I thought of two literary works (actually, three, but the third one I braided into my manuscript) that addressed this very issue.
One of them was the Henry James short story “The Madonna of the Future” about an artist who never completed his painting of a Madonna with child. Instead, he talked about it and thought about it. But he never painted it. Instead, the canvas that was to contain it was “a mere dead blank, cracked and discolored by time.”
The “artist” eventually becomes an old man, never having painted, still pointing to his forehead and saying, “The elements are all here.”
Tellingly, he excused his inability to paint by saying, “I waited and waited to be worthier to begin, and wasted my life in preparation.”
I thought about how many of us have said those same words to ourselves. “I’ll do it someday when I have more time” or “I’m not ready yet,” when, in fact, we might not believe we can do it.
What is the result if you never do it? A dead, blank canvas that will be cracked and discolored by time.
The other piece on this theme is Charles Bukowski’s poem “air and light and space and time.”

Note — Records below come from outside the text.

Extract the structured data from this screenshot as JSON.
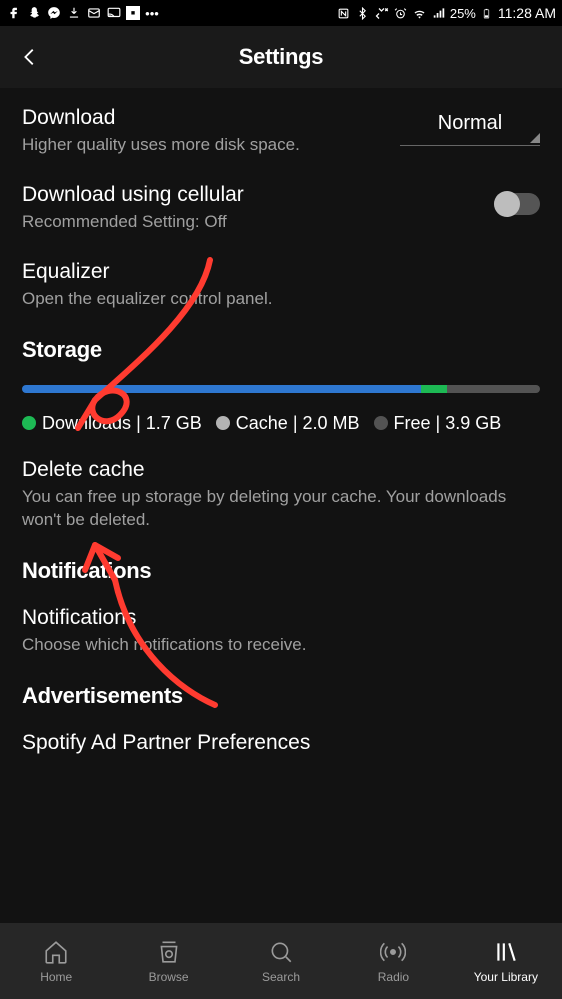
{
  "status_bar": {
    "battery_percent": "25%",
    "time": "11:28 AM"
  },
  "header": {
    "title": "Settings"
  },
  "rows": {
    "download": {
      "title": "Download",
      "subtitle": "Higher quality uses more disk space.",
      "value": "Normal"
    },
    "cellular": {
      "title": "Download using cellular",
      "subtitle": "Recommended Setting: Off"
    },
    "equalizer": {
      "title": "Equalizer",
      "subtitle": "Open the equalizer control panel."
    },
    "delete_cache": {
      "title": "Delete cache",
      "subtitle": "You can free up storage by deleting your cache. Your downloads won't be deleted."
    },
    "notifications_item": {
      "title": "Notifications",
      "subtitle": "Choose which notifications to receive."
    },
    "ad_prefs": {
      "title": "Spotify Ad Partner Preferences"
    }
  },
  "sections": {
    "storage": "Storage",
    "notifications": "Notifications",
    "advertisements": "Advertisements"
  },
  "storage": {
    "downloads": {
      "label": "Downloads",
      "value": "1.7 GB",
      "color": "#1db954",
      "percent": 77
    },
    "cache": {
      "label": "Cache",
      "value": "2.0 MB",
      "color": "#b3b3b3",
      "percent": 0
    },
    "free": {
      "label": "Free",
      "value": "3.9 GB",
      "color": "#535353",
      "percent": 18
    },
    "other_percent": 5,
    "bar_main_color": "#2e77d0",
    "bar_downloads_color": "#1db954",
    "bar_free_color": "#535353"
  },
  "nav": {
    "home": "Home",
    "browse": "Browse",
    "search": "Search",
    "radio": "Radio",
    "library": "Your Library"
  },
  "annotation_color": "#ff3b30"
}
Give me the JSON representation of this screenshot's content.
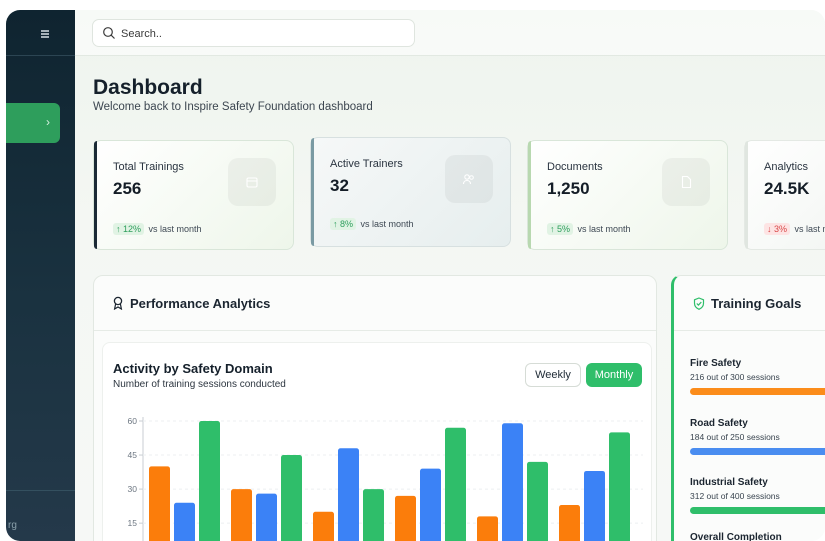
{
  "sidebar": {
    "menu_icon": "menu-icon",
    "active_icon": "chevron-right-icon",
    "footer_text": "rg"
  },
  "search": {
    "placeholder": "Search..",
    "icon": "search-icon"
  },
  "header": {
    "title": "Dashboard",
    "subtitle": "Welcome back to Inspire Safety Foundation dashboard"
  },
  "stats": [
    {
      "label": "Total Trainings",
      "value": "256",
      "trend": "↑ 12%",
      "trend_text": "vs last month",
      "trend_dir": "up",
      "accent": "#1b2a36",
      "icon": "calendar-icon"
    },
    {
      "label": "Active Trainers",
      "value": "32",
      "trend": "↑ 8%",
      "trend_text": "vs last month",
      "trend_dir": "up",
      "accent": "#7a9aa3",
      "icon": "users-icon"
    },
    {
      "label": "Documents",
      "value": "1,250",
      "trend": "↑ 5%",
      "trend_text": "vs last month",
      "trend_dir": "up",
      "accent": "#b8d8b0",
      "icon": "document-icon"
    },
    {
      "label": "Analytics",
      "value": "24.5K",
      "trend": "↓ 3%",
      "trend_text": "vs last month",
      "trend_dir": "down",
      "accent": "#e0e6e0",
      "icon": "chart-icon"
    }
  ],
  "performance": {
    "title": "Performance Analytics",
    "icon": "award-icon",
    "chart_title": "Activity by Safety Domain",
    "chart_subtitle": "Number of training sessions conducted",
    "weekly_label": "Weekly",
    "monthly_label": "Monthly",
    "selected_period": "Monthly"
  },
  "chart_data": {
    "type": "bar",
    "categories": [
      "",
      "",
      "",
      "",
      "",
      ""
    ],
    "series": [
      {
        "values": [
          40,
          30,
          20,
          27,
          18,
          23
        ],
        "color": "#fb7d0b"
      },
      {
        "values": [
          24,
          28,
          48,
          39,
          59,
          38
        ],
        "color": "#3b82f6"
      },
      {
        "values": [
          60,
          45,
          30,
          57,
          42,
          55
        ],
        "color": "#2fbe6a"
      }
    ],
    "yticks": [
      15,
      30,
      45,
      60
    ],
    "ylim": [
      0,
      60
    ],
    "grid": true
  },
  "goals": {
    "title": "Training Goals",
    "icon": "shield-check-icon",
    "items": [
      {
        "name": "Fire Safety",
        "detail": "216 out of 300 sessions",
        "progress": 0.72,
        "color": "#fb8c1a"
      },
      {
        "name": "Road Safety",
        "detail": "184 out of 250 sessions",
        "progress": 0.736,
        "color": "#4a8df0"
      },
      {
        "name": "Industrial Safety",
        "detail": "312 out of 400 sessions",
        "progress": 0.78,
        "color": "#2fbe6a"
      }
    ],
    "overall_label": "Overall Completion"
  }
}
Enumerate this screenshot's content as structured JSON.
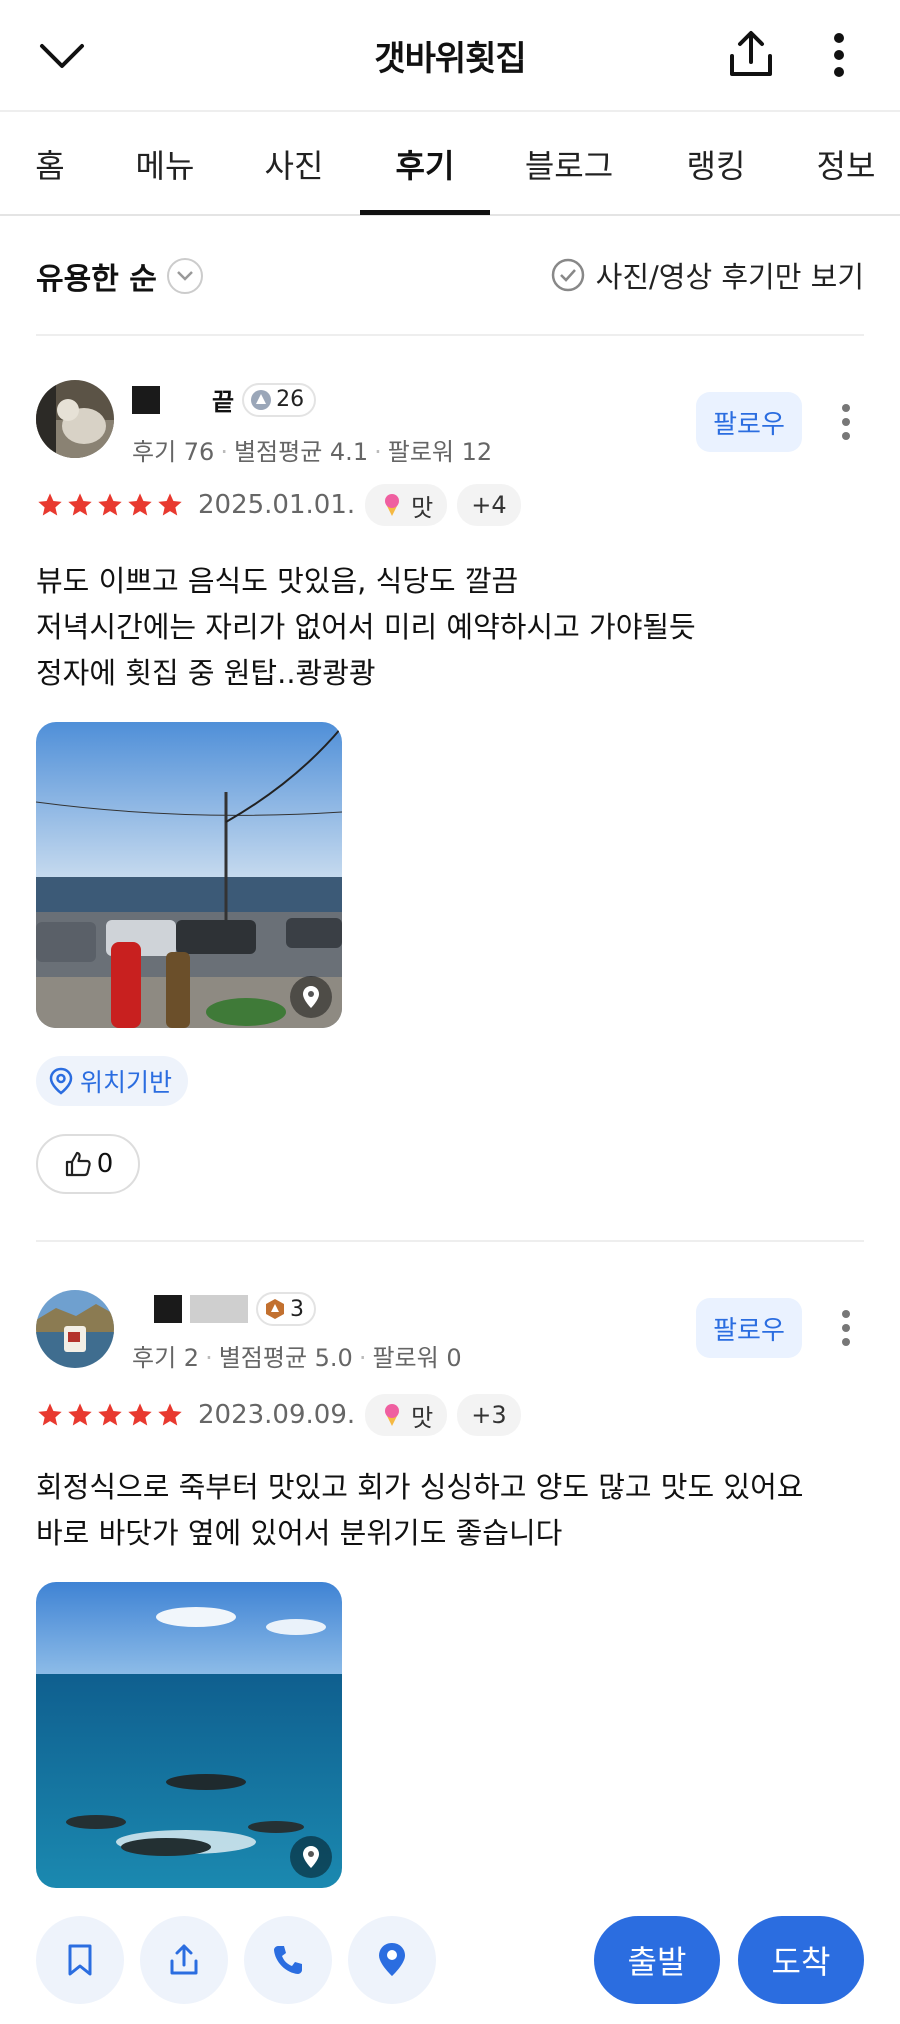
{
  "header": {
    "title": "갯바위횟집"
  },
  "tabs": [
    "홈",
    "메뉴",
    "사진",
    "후기",
    "블로그",
    "랭킹",
    "정보"
  ],
  "sortbar": {
    "sort_label": "유용한 순",
    "filter_label": "사진/영상 후기만 보기"
  },
  "reviews": [
    {
      "name_suffix": "끝",
      "level": "26",
      "stats": {
        "reviews": "후기 76",
        "avg": "별점평균 4.1",
        "followers": "팔로워 12"
      },
      "follow_label": "팔로우",
      "rating": 5,
      "date": "2025.01.01.",
      "tag": "맛",
      "more_tags": "+4",
      "lines": [
        "뷰도 이쁘고 음식도 맛있음, 식당도 깔끔",
        "저녁시간에는 자리가 없어서 미리 예약하시고 가야될듯",
        "정자에 횟집 중 원탑..쾅쾅쾅"
      ],
      "location_label": "위치기반",
      "likes": "0"
    },
    {
      "name_suffix": "",
      "level": "3",
      "stats": {
        "reviews": "후기 2",
        "avg": "별점평균 5.0",
        "followers": "팔로워 0"
      },
      "follow_label": "팔로우",
      "rating": 5,
      "date": "2023.09.09.",
      "tag": "맛",
      "more_tags": "+3",
      "lines": [
        "회정식으로 죽부터 맛있고 회가 싱싱하고 양도 많고 맛도 있어요",
        "바로 바닷가 옆에 있어서 분위기도 좋습니다"
      ]
    }
  ],
  "bottombar": {
    "depart_label": "출발",
    "arrive_label": "도착"
  },
  "colors": {
    "accent": "#2b6de0",
    "star": "#e8392f",
    "follow_bg": "#eaf2ff"
  }
}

In Bukowski’s inimitable way, he begins the poem with a quotation from a representative person who lists excuses for not having created: “—you know, I’ve either had a family, a job, something / has always been in the / way….” Then this procrastinator proceeds to tell the listener that now that they have a “large studio” with “space and light,” they will “have a place and the time to create.”
Of course, Bukowski dismisses this: “no baby, if you’re going to create / you’re going to create whether you work / 16 hours a day in a coal mine / or / you’re going to create in a small room with 3 children / while you’re on / welfare, / you’re going to create with part of your mind and your / body blown / away / you’re going to create blind / crippled / demented, / you’re going to create with a cat crawling up your / back while / the whole city trembles in earthquake, bombardment, / flood and fire.”
And if the poet hasn’t made you think by this time, he concludes with this: “baby, air and light and time and space / have nothing to do with it / and don’t create anything / except maybe a longer life to find / new excuses / for.”
So, what are you waiting for? Sit down in silence (but Bukowski would say even silence isn’t a requisite) and create. You might be pleasantly surprised by what transpires.
Your ideal self will thank you.
P.S. If you're wondering how the photo of a leopard ties in, read Hemingway's "The Snows of Kilimanjaro. Then you'll understand (hopefully).